[DIRECTIONS]:
The answer must consist of each line below that contains the string "data".

----

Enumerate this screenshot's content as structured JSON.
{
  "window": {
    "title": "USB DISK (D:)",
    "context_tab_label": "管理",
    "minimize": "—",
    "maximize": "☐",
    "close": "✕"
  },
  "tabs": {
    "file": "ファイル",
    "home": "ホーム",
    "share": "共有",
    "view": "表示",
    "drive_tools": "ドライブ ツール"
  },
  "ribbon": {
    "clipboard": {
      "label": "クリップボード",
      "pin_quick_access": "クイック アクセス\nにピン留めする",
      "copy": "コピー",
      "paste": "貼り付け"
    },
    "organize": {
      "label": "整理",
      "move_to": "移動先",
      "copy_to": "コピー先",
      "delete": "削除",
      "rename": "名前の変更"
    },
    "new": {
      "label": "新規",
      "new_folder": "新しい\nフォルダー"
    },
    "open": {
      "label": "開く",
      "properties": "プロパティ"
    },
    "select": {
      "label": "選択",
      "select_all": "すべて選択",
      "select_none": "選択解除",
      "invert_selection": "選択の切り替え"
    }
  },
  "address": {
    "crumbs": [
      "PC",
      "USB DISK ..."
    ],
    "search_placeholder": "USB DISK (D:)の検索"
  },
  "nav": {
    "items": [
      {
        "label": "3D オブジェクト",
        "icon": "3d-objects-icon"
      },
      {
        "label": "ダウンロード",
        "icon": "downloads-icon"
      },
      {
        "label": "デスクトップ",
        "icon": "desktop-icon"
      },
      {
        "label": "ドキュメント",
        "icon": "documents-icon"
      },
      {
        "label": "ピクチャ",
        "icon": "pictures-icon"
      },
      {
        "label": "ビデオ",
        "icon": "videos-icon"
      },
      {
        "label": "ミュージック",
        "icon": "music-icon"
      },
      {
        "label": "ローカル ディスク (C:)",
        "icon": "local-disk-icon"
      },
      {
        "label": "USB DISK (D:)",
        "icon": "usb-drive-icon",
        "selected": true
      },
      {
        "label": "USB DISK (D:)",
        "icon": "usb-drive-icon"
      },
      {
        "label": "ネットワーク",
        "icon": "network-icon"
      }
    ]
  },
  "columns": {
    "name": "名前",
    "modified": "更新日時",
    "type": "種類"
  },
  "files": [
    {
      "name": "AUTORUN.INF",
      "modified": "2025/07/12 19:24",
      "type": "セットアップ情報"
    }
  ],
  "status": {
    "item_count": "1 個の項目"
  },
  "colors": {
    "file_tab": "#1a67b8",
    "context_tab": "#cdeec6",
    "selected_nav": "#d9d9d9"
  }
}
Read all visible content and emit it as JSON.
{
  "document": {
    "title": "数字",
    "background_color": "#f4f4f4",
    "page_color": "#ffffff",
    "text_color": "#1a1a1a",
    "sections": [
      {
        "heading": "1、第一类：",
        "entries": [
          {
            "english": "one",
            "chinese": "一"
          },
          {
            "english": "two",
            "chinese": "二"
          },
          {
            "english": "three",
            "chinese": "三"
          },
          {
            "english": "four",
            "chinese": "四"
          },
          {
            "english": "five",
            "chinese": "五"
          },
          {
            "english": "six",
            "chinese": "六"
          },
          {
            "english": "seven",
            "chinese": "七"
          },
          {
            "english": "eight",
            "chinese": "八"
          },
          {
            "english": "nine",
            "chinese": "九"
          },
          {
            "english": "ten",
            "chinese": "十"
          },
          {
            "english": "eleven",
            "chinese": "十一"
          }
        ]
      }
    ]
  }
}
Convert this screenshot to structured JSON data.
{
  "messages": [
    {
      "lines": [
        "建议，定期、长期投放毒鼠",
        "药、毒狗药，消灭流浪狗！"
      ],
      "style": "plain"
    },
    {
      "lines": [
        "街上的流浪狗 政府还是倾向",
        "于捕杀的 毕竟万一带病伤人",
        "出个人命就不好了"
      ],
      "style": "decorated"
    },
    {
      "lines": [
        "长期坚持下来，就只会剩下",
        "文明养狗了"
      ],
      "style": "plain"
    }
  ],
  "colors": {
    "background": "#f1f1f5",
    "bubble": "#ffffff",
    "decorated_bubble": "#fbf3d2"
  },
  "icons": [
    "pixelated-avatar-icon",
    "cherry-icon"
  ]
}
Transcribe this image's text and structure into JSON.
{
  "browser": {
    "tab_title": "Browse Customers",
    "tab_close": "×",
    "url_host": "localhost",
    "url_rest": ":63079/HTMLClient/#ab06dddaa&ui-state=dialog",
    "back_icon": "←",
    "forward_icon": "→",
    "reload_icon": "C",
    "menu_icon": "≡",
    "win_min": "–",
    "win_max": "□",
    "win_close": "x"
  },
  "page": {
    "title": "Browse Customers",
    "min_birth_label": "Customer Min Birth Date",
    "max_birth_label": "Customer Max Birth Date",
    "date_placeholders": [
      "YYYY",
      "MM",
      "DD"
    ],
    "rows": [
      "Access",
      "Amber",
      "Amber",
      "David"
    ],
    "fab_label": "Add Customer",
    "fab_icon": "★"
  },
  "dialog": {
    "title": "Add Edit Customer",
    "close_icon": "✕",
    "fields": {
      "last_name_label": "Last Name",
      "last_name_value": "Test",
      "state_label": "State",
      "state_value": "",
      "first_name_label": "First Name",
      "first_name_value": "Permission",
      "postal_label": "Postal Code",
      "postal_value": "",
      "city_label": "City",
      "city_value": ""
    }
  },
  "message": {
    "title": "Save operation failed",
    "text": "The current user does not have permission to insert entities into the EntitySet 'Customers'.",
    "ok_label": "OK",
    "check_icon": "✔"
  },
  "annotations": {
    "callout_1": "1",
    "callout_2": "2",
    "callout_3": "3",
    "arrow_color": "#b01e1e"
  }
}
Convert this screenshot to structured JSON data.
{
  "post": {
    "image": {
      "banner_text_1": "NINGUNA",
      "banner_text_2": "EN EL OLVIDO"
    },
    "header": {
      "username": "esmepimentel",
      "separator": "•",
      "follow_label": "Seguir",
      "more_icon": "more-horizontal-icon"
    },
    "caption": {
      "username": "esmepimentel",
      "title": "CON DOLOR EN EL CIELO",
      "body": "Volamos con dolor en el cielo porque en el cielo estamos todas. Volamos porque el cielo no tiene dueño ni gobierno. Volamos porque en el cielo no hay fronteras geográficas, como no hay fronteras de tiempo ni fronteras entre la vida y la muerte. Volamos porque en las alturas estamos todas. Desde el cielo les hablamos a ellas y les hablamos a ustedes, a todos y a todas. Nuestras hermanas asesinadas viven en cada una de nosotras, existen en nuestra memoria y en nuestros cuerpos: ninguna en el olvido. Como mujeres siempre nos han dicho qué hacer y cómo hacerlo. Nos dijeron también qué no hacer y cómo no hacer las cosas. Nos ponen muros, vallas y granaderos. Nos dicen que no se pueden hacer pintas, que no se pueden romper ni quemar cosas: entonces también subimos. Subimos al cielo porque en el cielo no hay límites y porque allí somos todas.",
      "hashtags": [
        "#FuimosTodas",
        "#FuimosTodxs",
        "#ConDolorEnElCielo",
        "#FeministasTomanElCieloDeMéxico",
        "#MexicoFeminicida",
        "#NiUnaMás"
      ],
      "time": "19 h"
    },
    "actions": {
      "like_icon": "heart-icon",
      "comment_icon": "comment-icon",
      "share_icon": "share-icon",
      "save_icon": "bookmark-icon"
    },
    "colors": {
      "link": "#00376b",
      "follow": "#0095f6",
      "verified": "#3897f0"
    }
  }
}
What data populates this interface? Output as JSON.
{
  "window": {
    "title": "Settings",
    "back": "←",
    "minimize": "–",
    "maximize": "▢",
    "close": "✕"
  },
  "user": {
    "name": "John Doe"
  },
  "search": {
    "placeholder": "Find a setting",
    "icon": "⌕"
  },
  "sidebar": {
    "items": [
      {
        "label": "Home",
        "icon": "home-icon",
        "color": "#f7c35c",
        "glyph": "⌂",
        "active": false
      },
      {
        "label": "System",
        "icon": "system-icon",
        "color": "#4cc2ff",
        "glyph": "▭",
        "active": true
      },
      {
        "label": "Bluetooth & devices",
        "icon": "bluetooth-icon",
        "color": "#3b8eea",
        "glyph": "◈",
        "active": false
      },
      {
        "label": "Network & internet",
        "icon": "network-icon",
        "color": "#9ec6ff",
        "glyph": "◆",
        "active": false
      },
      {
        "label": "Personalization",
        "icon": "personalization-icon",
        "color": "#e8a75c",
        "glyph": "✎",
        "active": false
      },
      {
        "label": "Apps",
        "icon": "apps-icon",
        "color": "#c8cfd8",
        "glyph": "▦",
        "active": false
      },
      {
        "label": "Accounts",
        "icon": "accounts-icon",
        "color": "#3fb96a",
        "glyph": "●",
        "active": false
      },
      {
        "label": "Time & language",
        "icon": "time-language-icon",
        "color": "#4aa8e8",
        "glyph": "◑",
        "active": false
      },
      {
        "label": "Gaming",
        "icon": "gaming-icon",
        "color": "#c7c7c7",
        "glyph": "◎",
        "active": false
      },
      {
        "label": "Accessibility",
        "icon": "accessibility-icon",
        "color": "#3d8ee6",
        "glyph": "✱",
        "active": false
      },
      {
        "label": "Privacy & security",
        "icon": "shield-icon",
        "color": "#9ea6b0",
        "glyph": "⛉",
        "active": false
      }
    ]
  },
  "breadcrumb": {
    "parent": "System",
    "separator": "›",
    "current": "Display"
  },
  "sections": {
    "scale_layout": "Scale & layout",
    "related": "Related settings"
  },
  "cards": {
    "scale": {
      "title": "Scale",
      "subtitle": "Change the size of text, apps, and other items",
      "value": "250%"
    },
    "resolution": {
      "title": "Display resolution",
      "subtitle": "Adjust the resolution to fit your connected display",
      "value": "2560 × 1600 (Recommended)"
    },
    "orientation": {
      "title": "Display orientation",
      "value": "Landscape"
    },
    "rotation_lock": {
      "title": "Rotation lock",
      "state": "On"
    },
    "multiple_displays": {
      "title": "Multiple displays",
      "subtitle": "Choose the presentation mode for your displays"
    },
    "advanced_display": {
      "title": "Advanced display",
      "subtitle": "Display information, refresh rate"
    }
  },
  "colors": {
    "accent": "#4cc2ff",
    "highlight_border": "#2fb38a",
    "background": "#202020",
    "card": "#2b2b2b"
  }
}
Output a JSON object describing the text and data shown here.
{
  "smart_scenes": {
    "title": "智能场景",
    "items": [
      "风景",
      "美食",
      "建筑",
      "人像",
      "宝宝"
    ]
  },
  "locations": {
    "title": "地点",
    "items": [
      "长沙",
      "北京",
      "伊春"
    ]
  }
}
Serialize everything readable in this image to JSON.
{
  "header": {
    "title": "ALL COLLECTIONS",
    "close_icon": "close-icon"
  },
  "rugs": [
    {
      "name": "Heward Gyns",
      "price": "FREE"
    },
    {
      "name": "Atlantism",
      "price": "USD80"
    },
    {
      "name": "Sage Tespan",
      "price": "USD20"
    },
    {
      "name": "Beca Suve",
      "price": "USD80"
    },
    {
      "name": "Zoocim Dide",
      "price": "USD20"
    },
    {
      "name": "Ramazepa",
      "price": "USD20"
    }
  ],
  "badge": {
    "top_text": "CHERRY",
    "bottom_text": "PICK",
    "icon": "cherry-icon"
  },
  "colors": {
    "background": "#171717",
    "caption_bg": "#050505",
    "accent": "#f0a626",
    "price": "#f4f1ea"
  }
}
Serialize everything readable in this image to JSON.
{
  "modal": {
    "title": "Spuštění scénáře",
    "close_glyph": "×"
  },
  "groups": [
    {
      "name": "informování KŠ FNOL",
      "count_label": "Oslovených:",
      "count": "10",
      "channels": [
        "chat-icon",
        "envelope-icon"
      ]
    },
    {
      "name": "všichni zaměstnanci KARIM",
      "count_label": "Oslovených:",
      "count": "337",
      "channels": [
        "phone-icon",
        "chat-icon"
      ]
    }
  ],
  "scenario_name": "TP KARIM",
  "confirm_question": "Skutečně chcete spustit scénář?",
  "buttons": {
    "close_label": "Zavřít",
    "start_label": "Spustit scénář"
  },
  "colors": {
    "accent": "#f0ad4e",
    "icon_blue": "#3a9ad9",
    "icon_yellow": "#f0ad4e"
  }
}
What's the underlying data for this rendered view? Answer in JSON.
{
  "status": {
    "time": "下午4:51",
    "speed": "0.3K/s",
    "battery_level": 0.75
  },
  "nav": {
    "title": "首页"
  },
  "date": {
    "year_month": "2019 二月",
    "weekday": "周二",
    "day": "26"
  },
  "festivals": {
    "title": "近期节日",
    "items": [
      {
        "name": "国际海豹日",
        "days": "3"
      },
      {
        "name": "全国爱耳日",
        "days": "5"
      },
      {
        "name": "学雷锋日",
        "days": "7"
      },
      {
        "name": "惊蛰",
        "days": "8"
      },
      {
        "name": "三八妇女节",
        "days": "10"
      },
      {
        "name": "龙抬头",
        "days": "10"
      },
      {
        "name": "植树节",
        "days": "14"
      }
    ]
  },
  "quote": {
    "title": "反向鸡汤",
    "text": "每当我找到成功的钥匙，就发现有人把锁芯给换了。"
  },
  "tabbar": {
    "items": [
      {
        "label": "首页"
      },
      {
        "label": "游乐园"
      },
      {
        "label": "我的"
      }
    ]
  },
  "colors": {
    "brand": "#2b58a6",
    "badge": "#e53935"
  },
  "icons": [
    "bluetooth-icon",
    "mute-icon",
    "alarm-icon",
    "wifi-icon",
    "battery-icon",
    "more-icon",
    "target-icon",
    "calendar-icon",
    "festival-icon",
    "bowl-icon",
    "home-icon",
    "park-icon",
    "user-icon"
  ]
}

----

[SOLUTION TO THIS PROBLEM]:
Convert this screenshot to structured JSON data.
Convert this screenshot to structured JSON data.
What data populates this interface? Output as JSON.
Output a JSON object describing the text and data shown here.
What's the underlying data for this rendered view? Answer in JSON.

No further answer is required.